C AMBODIA'S first Trade Fair held at Takhmau for two weeks from April 9 attracted
20,000 visitors for each day of the three-day Khmer New Year
Kao Sok Nay, deputy chairman of the Trade Fair 95
committee, said that on a daily average during other non-holiday occasions,
10,000 people visited the 216 exhibitions and booths.
During the opening
ceremony, Minister of Commerce Cham Prasidh said the purpose of the Trade Fair
was to encourage and show the economic recovery and rehabilitation of local
The minister said $ 60,000 had been given in sponsorship by
companies and the co-Prime Ministers had allocated 100 million riel from the
national budget's "unforeseen expenditures" to organize the
Preparations of the exhibition site, which had included building
the main stage and gate, booths, lavatories, car and bike parks, ticket booths
and the water supply, had cost more than 130 million riel.
booth-holder, exhibiting and selling local handicrafts, food and other products
was charged $300.
"The aim of the Trade Fair is to show foreign investors
the range of marketing and goods already available here... and to sell local
products and import products owned by local companies to people at a cheap
price," said Commerce Ministry Information Officer Poun Mareth.
the Post visited the fair, only five of 216 booths sold local products: kramas,
sarongs, Angkor Beer and medicinal wine.

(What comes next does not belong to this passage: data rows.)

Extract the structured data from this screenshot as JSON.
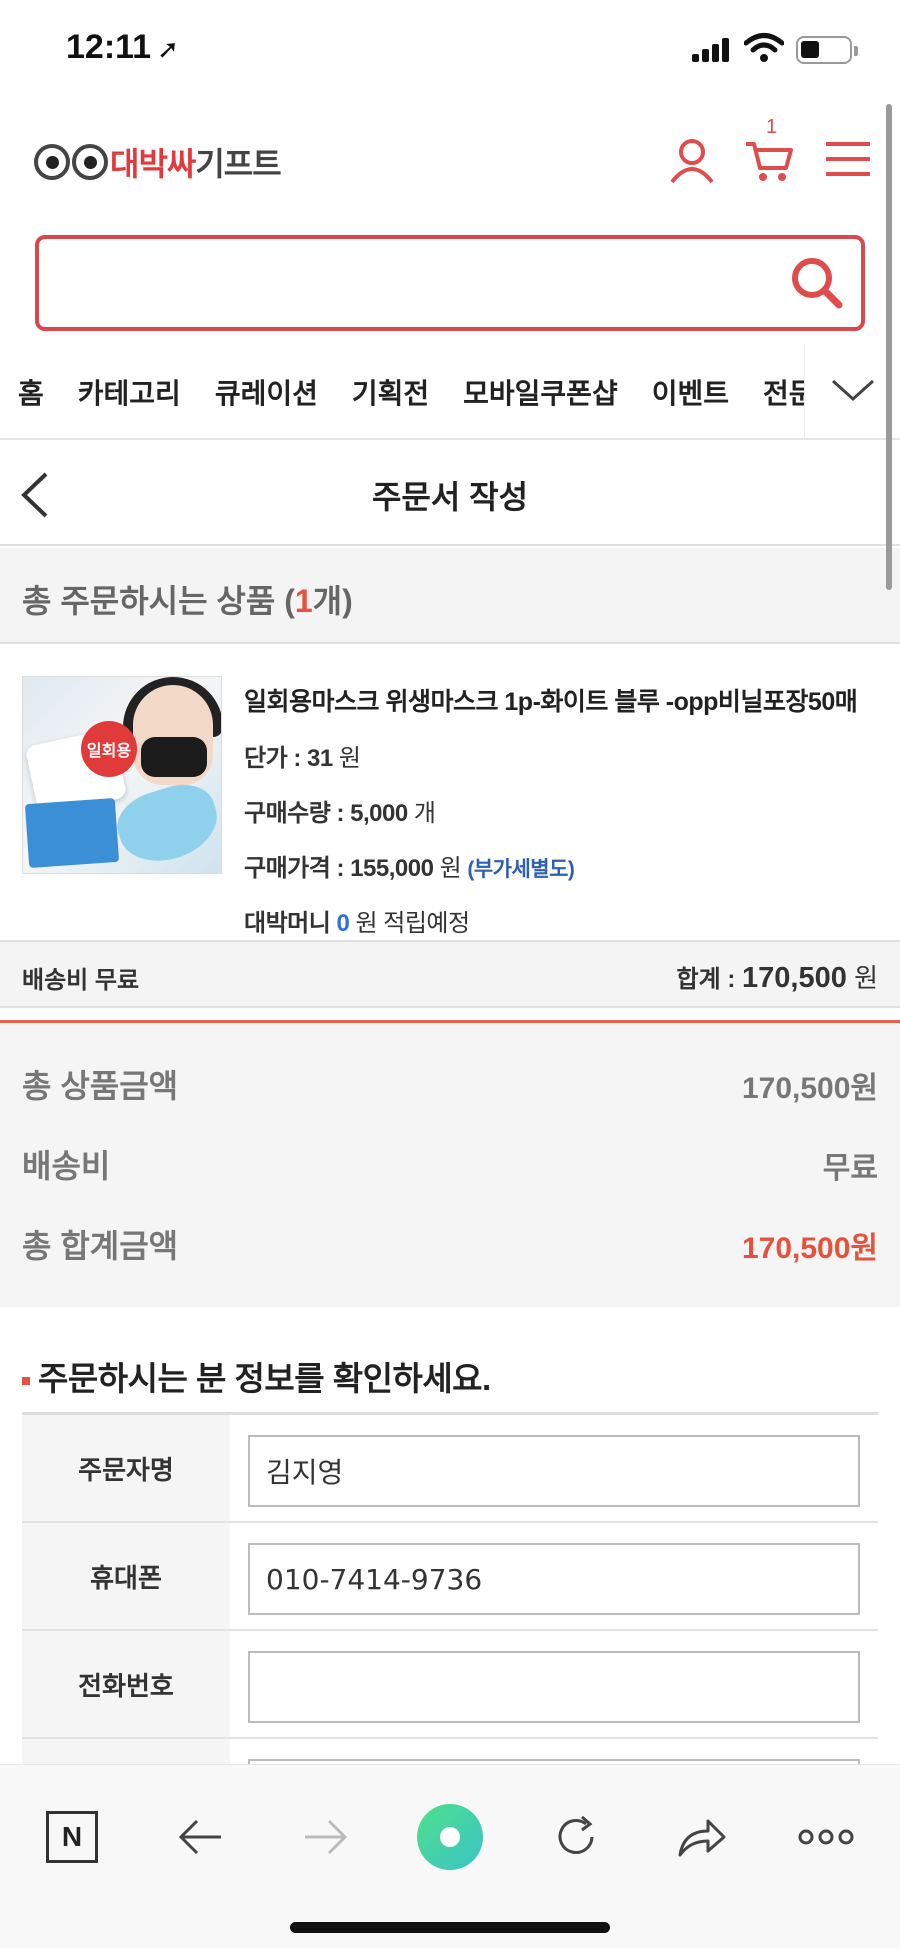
{
  "status_bar": {
    "time": "12:11"
  },
  "header": {
    "logo_brand_red": "대박싸",
    "logo_brand_gray": "기프트",
    "cart_count": "1"
  },
  "search": {
    "placeholder": ""
  },
  "nav": {
    "items": [
      "홈",
      "카테고리",
      "큐레이션",
      "기획전",
      "모바일쿠폰샵",
      "이벤트",
      "전문기"
    ]
  },
  "page": {
    "title": "주문서 작성"
  },
  "order_count": {
    "prefix": "총 주문하시는 상품 (",
    "count": "1",
    "suffix": "개)"
  },
  "product": {
    "name": "일회용마스크 위생마스크 1p-화이트 블루 -opp비닐포장50매",
    "thumb_badge": "일회용",
    "unit_price_label": "단가 : ",
    "unit_price": "31",
    "unit_price_unit": " 원",
    "qty_label": "구매수량 : ",
    "qty": "5,000",
    "qty_unit": " 개",
    "price_label": "구매가격 : ",
    "price": "155,000",
    "price_unit": " 원 ",
    "vat_note": "(부가세별도)",
    "money_label": "대박머니 ",
    "money_value": "0",
    "money_suffix": " 원 적립예정"
  },
  "summary_row": {
    "shipping": "배송비 무료",
    "sum_label": "합계 : ",
    "sum_value": "170,500",
    "sum_unit": " 원"
  },
  "totals": {
    "product_total_label": "총 상품금액",
    "product_total_value": "170,500원",
    "shipping_label": "배송비",
    "shipping_value": "무료",
    "grand_total_label": "총 합계금액",
    "grand_total_value": "170,500원",
    "accent_color": "#e5533d"
  },
  "buyer": {
    "section_title": "주문하시는 분 정보를 확인하세요.",
    "fields": [
      {
        "label": "주문자명",
        "value": "김지영"
      },
      {
        "label": "휴대폰",
        "value": "010-7414-9736"
      },
      {
        "label": "전화번호",
        "value": ""
      }
    ]
  },
  "toolbar": {
    "n_label": "N"
  }
}
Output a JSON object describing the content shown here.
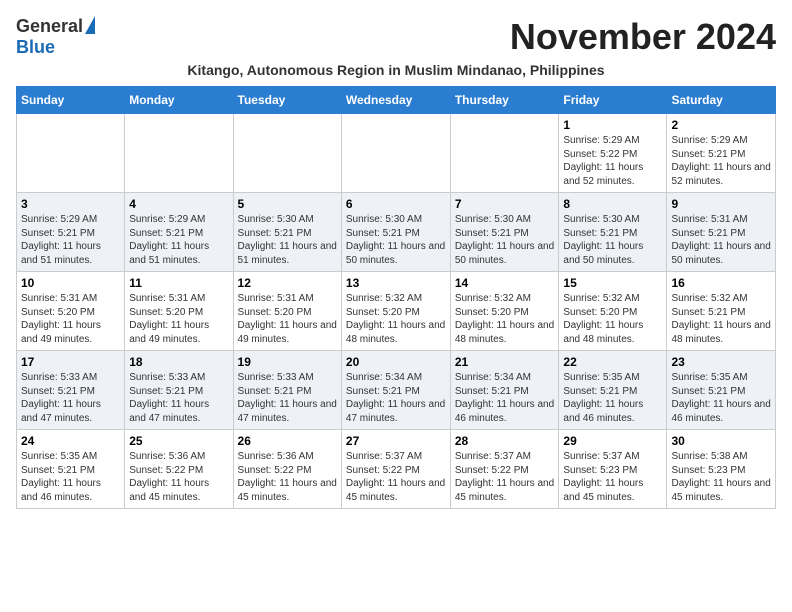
{
  "logo": {
    "general": "General",
    "blue": "Blue"
  },
  "header": {
    "month": "November 2024",
    "subtitle": "Kitango, Autonomous Region in Muslim Mindanao, Philippines"
  },
  "days_of_week": [
    "Sunday",
    "Monday",
    "Tuesday",
    "Wednesday",
    "Thursday",
    "Friday",
    "Saturday"
  ],
  "weeks": [
    [
      {
        "day": "",
        "info": ""
      },
      {
        "day": "",
        "info": ""
      },
      {
        "day": "",
        "info": ""
      },
      {
        "day": "",
        "info": ""
      },
      {
        "day": "",
        "info": ""
      },
      {
        "day": "1",
        "info": "Sunrise: 5:29 AM\nSunset: 5:22 PM\nDaylight: 11 hours and 52 minutes."
      },
      {
        "day": "2",
        "info": "Sunrise: 5:29 AM\nSunset: 5:21 PM\nDaylight: 11 hours and 52 minutes."
      }
    ],
    [
      {
        "day": "3",
        "info": "Sunrise: 5:29 AM\nSunset: 5:21 PM\nDaylight: 11 hours and 51 minutes."
      },
      {
        "day": "4",
        "info": "Sunrise: 5:29 AM\nSunset: 5:21 PM\nDaylight: 11 hours and 51 minutes."
      },
      {
        "day": "5",
        "info": "Sunrise: 5:30 AM\nSunset: 5:21 PM\nDaylight: 11 hours and 51 minutes."
      },
      {
        "day": "6",
        "info": "Sunrise: 5:30 AM\nSunset: 5:21 PM\nDaylight: 11 hours and 50 minutes."
      },
      {
        "day": "7",
        "info": "Sunrise: 5:30 AM\nSunset: 5:21 PM\nDaylight: 11 hours and 50 minutes."
      },
      {
        "day": "8",
        "info": "Sunrise: 5:30 AM\nSunset: 5:21 PM\nDaylight: 11 hours and 50 minutes."
      },
      {
        "day": "9",
        "info": "Sunrise: 5:31 AM\nSunset: 5:21 PM\nDaylight: 11 hours and 50 minutes."
      }
    ],
    [
      {
        "day": "10",
        "info": "Sunrise: 5:31 AM\nSunset: 5:20 PM\nDaylight: 11 hours and 49 minutes."
      },
      {
        "day": "11",
        "info": "Sunrise: 5:31 AM\nSunset: 5:20 PM\nDaylight: 11 hours and 49 minutes."
      },
      {
        "day": "12",
        "info": "Sunrise: 5:31 AM\nSunset: 5:20 PM\nDaylight: 11 hours and 49 minutes."
      },
      {
        "day": "13",
        "info": "Sunrise: 5:32 AM\nSunset: 5:20 PM\nDaylight: 11 hours and 48 minutes."
      },
      {
        "day": "14",
        "info": "Sunrise: 5:32 AM\nSunset: 5:20 PM\nDaylight: 11 hours and 48 minutes."
      },
      {
        "day": "15",
        "info": "Sunrise: 5:32 AM\nSunset: 5:20 PM\nDaylight: 11 hours and 48 minutes."
      },
      {
        "day": "16",
        "info": "Sunrise: 5:32 AM\nSunset: 5:21 PM\nDaylight: 11 hours and 48 minutes."
      }
    ],
    [
      {
        "day": "17",
        "info": "Sunrise: 5:33 AM\nSunset: 5:21 PM\nDaylight: 11 hours and 47 minutes."
      },
      {
        "day": "18",
        "info": "Sunrise: 5:33 AM\nSunset: 5:21 PM\nDaylight: 11 hours and 47 minutes."
      },
      {
        "day": "19",
        "info": "Sunrise: 5:33 AM\nSunset: 5:21 PM\nDaylight: 11 hours and 47 minutes."
      },
      {
        "day": "20",
        "info": "Sunrise: 5:34 AM\nSunset: 5:21 PM\nDaylight: 11 hours and 47 minutes."
      },
      {
        "day": "21",
        "info": "Sunrise: 5:34 AM\nSunset: 5:21 PM\nDaylight: 11 hours and 46 minutes."
      },
      {
        "day": "22",
        "info": "Sunrise: 5:35 AM\nSunset: 5:21 PM\nDaylight: 11 hours and 46 minutes."
      },
      {
        "day": "23",
        "info": "Sunrise: 5:35 AM\nSunset: 5:21 PM\nDaylight: 11 hours and 46 minutes."
      }
    ],
    [
      {
        "day": "24",
        "info": "Sunrise: 5:35 AM\nSunset: 5:21 PM\nDaylight: 11 hours and 46 minutes."
      },
      {
        "day": "25",
        "info": "Sunrise: 5:36 AM\nSunset: 5:22 PM\nDaylight: 11 hours and 45 minutes."
      },
      {
        "day": "26",
        "info": "Sunrise: 5:36 AM\nSunset: 5:22 PM\nDaylight: 11 hours and 45 minutes."
      },
      {
        "day": "27",
        "info": "Sunrise: 5:37 AM\nSunset: 5:22 PM\nDaylight: 11 hours and 45 minutes."
      },
      {
        "day": "28",
        "info": "Sunrise: 5:37 AM\nSunset: 5:22 PM\nDaylight: 11 hours and 45 minutes."
      },
      {
        "day": "29",
        "info": "Sunrise: 5:37 AM\nSunset: 5:23 PM\nDaylight: 11 hours and 45 minutes."
      },
      {
        "day": "30",
        "info": "Sunrise: 5:38 AM\nSunset: 5:23 PM\nDaylight: 11 hours and 45 minutes."
      }
    ]
  ]
}
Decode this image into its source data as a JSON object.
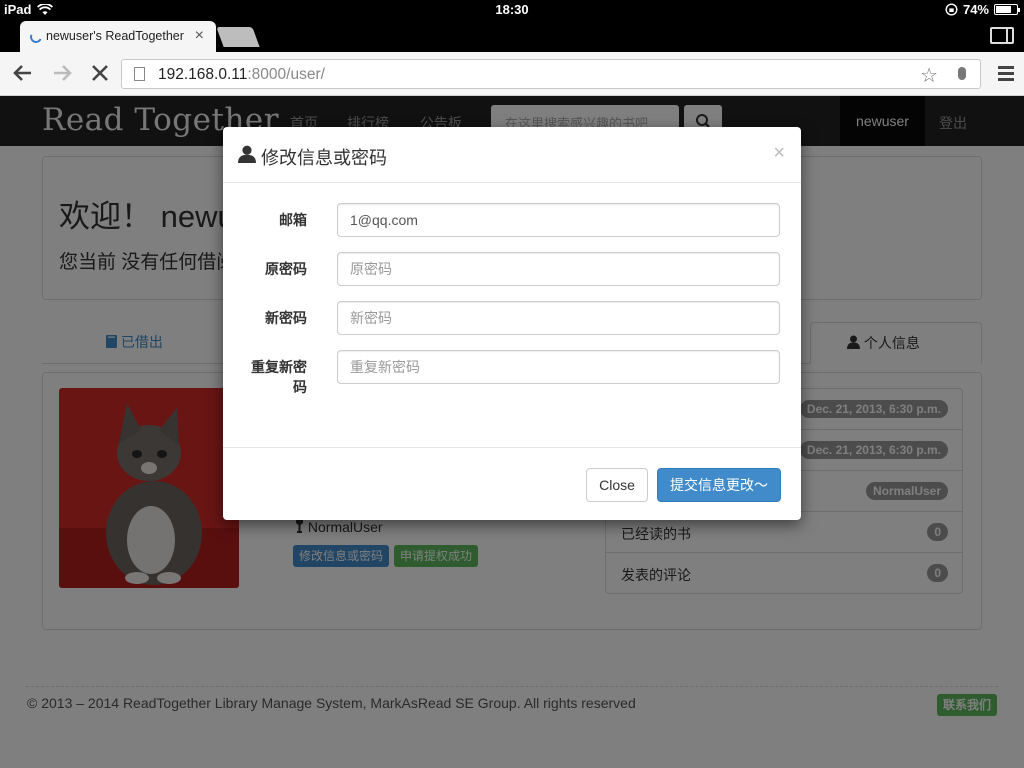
{
  "status_bar": {
    "device": "iPad",
    "time": "18:30",
    "battery": "74%",
    "battery_level": 0.74
  },
  "browser": {
    "tab_title": "newuser's ReadTogether",
    "tab_close": "×",
    "url_host": "192.168.0.11",
    "url_rest": ":8000/user/",
    "icons": [
      "back-arrow-icon",
      "forward-arrow-icon",
      "stop-icon",
      "page-icon",
      "star-icon",
      "mic-icon",
      "menu-icon",
      "sidebar-toggle-icon"
    ]
  },
  "navbar": {
    "brand": "Read Together",
    "links": [
      "首页",
      "排行榜",
      "公告板"
    ],
    "search_placeholder": "在这里搜索感兴趣的书吧",
    "user": "newuser",
    "logout": "登出"
  },
  "jumbotron": {
    "title": "欢迎！ newuser",
    "subtitle": "您当前 没有任何借阅"
  },
  "tabs": {
    "borrowed": "已借出",
    "profile": "个人信息"
  },
  "profile": {
    "role": "NormalUser",
    "edit_button": "修改信息或密码",
    "apply_button": "申请提权成功",
    "list": [
      {
        "label": "",
        "badge": "Dec. 21, 2013, 6:30 p.m."
      },
      {
        "label": "",
        "badge": "Dec. 21, 2013, 6:30 p.m."
      },
      {
        "label": "",
        "badge": "NormalUser"
      },
      {
        "label": "已经读的书",
        "badge": "0"
      },
      {
        "label": "发表的评论",
        "badge": "0"
      }
    ]
  },
  "footer": {
    "copyright": "© 2013 – 2014 ReadTogether Library Manage System, MarkAsRead SE Group. All rights reserved",
    "contact": "联系我们"
  },
  "modal": {
    "title": "修改信息或密码",
    "close_x": "×",
    "fields": [
      {
        "label": "邮箱",
        "value": "1@qq.com",
        "placeholder": ""
      },
      {
        "label": "原密码",
        "value": "",
        "placeholder": "原密码"
      },
      {
        "label": "新密码",
        "value": "",
        "placeholder": "新密码"
      },
      {
        "label": "重复新密码",
        "value": "",
        "placeholder": "重复新密码"
      }
    ],
    "close_button": "Close",
    "submit_button": "提交信息更改～"
  },
  "colors": {
    "primary": "#428bca",
    "success": "#5cb85c",
    "navbar": "#222222",
    "badge": "#999999"
  }
}
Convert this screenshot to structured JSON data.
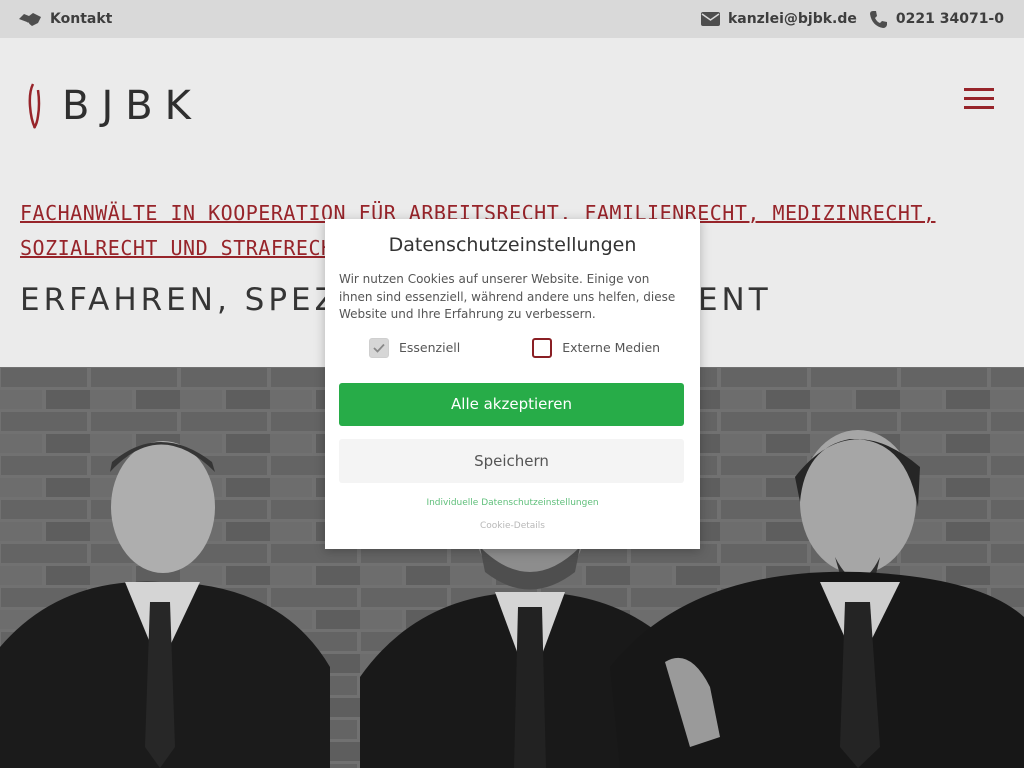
{
  "topbar": {
    "contact_label": "Kontakt",
    "email": "kanzlei@bjbk.de",
    "phone": "0221 34071-0",
    "icons": {
      "contact": "handshake-icon",
      "email": "envelope-icon",
      "phone": "phone-icon"
    }
  },
  "header": {
    "logo_text": "BJBK",
    "menu_icon": "hamburger-menu-icon"
  },
  "hero_text": {
    "tagline": "FACHANWÄLTE IN KOOPERATION FÜR ARBEITSRECHT, FAMILIENRECHT, MEDIZINRECHT, SOZIALRECHT UND STRAFRECHT",
    "subline": "ERFAHREN, SPEZIALISIERT, KOMPETENT"
  },
  "cookie_modal": {
    "title": "Datenschutzeinstellungen",
    "text": "Wir nutzen Cookies auf unserer Website. Einige von ihnen sind essenziell, während andere uns helfen, diese Website und Ihre Erfahrung zu verbessern.",
    "options": [
      {
        "label": "Essenziell",
        "checked": true,
        "disabled": true
      },
      {
        "label": "Externe Medien",
        "checked": false,
        "disabled": false
      }
    ],
    "accept_all_label": "Alle akzeptieren",
    "save_label": "Speichern",
    "individual_link": "Individuelle Datenschutzeinstellungen",
    "details_link": "Cookie-Details"
  },
  "colors": {
    "brand_red": "#a4282e",
    "accept_green": "#27ac48",
    "topbar_bg": "#ececec"
  }
}
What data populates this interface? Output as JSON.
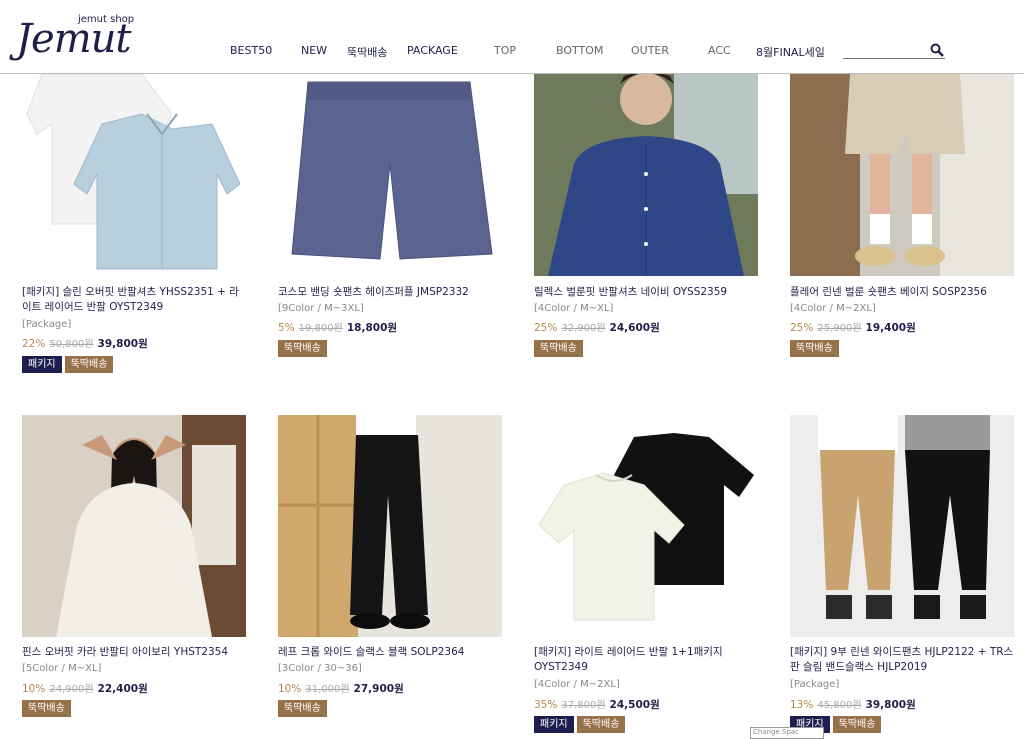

The fifth - though locally produced in
Phnom Penh but definitely an international conglomerate - was Coca
A 42 year-old woman, Sao Vanny who sold kramas at a booth, said she
had sold only two scarves since the fair started on April 9.
the last day of Khmer new year and I have sold only two kramas to a couple of
foreigners for $4," she said.
She said since the start of the fair show,
no Khmer national had come to her booth to ask for anything.
passed my shop and looked at it and then went to other shops which sell import
products like beer, perfume, cigarettes and soap or powdered soap," Vanny
She said "I can't compete with other companies which sell imported
products... they have prizes in their goods and people preferred to buy import
products because they hoped they will get a prize if they win," she
Vanny said the Ministry of Commerce had asked her to join the fair
as a booth holder but she had no ability to draw people to buy her products
"unless the ministry helps me create prizes to go with my products."
I have enough money, I will make prizes to go with my goods... and that I hope
my products will become popular and I will get more customers," she
"I don't think every person who bought many boxes of cigarettes,
beer, powder soap used them or wanted them, but they wanted prizes," she
Mang Bunheng, of the Chheng Khieng Company, selling soaps, powder
soaps and mixed make-up imported from overseas, said he sold a lot of goods,
making up to 10 million riel a day.
"We sold out a lot of things and many
people crowded into my booth because we have prizes in our goods."
said since the trade fair opened, 43 customers won prizes such as electric fans,
TVs, MiKi bikes, motors, electric irons and dollars.
The Trade Fair also
served as an amusement park with comedy shows, movie stars, folk dances, live
music and gambling.